On the other hand, short-term sentiment is off-the-charts bullish, which is contrarian bearish.
I have highlighted this chart before. The percentage of S&P 500 stocks above their 200 dma is well over 90%. In the past, this has been a sign of a “good overbought” market advance. The market often didn’t pull back until the weekly RSI became overbought or near overbought, as it is today.
Sure, the market is overbought but that hasn’t stopped stock prices from rising in the past. In the last year, there have been occasions when the market advanced while flashing a series of overbought signals. The readings from this chart are based on last night’s close and today’s sideways consolidation is expected to relieve some of the overbought conditions and set the stage for a further advance.
Crowded long bullishness
Before the bulls get too excited, a couple of (unscientific) Twitter polls conducted on the weekend raised some concerns. While these polls have definite self-selection sampling problems, they have been good indications of short-term trader sentiment in the past.
First, Helene Meisler’s latest bull/bear Twitter poll has sentiment at a record level of bullishness, though the history is somewhat limited.

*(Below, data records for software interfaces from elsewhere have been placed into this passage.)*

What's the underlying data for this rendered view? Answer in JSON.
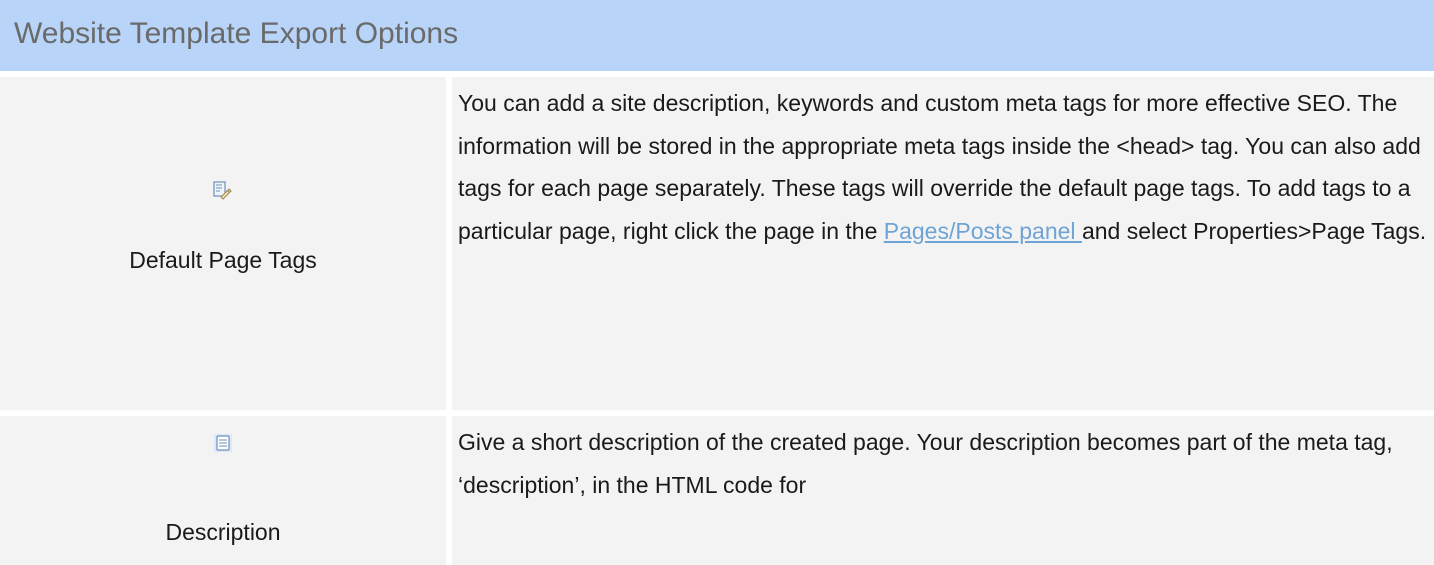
{
  "header": {
    "title": "Website Template Export Options"
  },
  "rows": [
    {
      "icon": "page-tags-icon",
      "label": "Default Page Tags",
      "text_before_link": "You can add a site description, keywords and custom meta tags for more effective SEO. The information will be stored in the appropriate meta tags inside the <head> tag. You can also add tags for each page separately. These tags will override the default page tags. To add tags to a particular page, right click the page in the ",
      "link": "Pages/Posts panel ",
      "text_after_link": " and select Properties>Page Tags."
    },
    {
      "icon": "description-icon",
      "label": "Description",
      "text": "Give a short description of the created page.  Your description becomes part of the meta tag, ‘description’, in the HTML code for"
    }
  ],
  "colors": {
    "header_bg": "#b8d4f8",
    "cell_bg": "#f3f3f3",
    "link": "#6ea3d6"
  }
}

The level of excessive bullishness was confirmed by a similar weekend poll conducted by Callum Thomas, which also shows a very high level of equity bullishness.
I have pointed out before that the stock market has bifurcated into two markets, growth and value stocks. There has been some recent internal rotation between growth and value. Value leadership has paused and growth stocks have staged a recent counter-trend rally. The Russell 1000 Growth Index has filled in a February gap and it is now approaching overhead resistance.
I conducted my own (unscientific) Twitter poll to see if respondents were bullish on growth or value stocks. My own poll confirmed the low level of bearishness and the level of bullishness between growth and value were roughly similar.
Squaring the circle
How do we square this circle of strong momentum and crowded long sentiment readings?
The bullish interpretation is the S&P 500 is undergoing a melt-up. It is trading above both its daily and weekly upper BB while exhibiting a series of “good overbought” RSI readings. In the past, such rallies have not ended until the market exhibited a blow-off top by overrunning its upper rising trend line. If I had to guess, the upside target for this rally is in the 4140-4160 range.
Also, keep in mind that next week is April option expiry. According to Rob Hanna at Quantifiable Edges
, April OpEx has the strongest bullish risk/return of any month.
The bearish interpretation is internals are failing, sentiment is too bullish, and this market can correct at any time.
My inner investor remains bullishly positioned. The intermediate-term trend is still up, and he is not overly worried about minor blips in stock prices. At worse, any S&P 500 weakness shouldn’t exceed -5%. My inner trader is also bullish, but he is bracing for volatility and preparing to exit his long position on the first signs of weakness.
Disclosure: Long IJS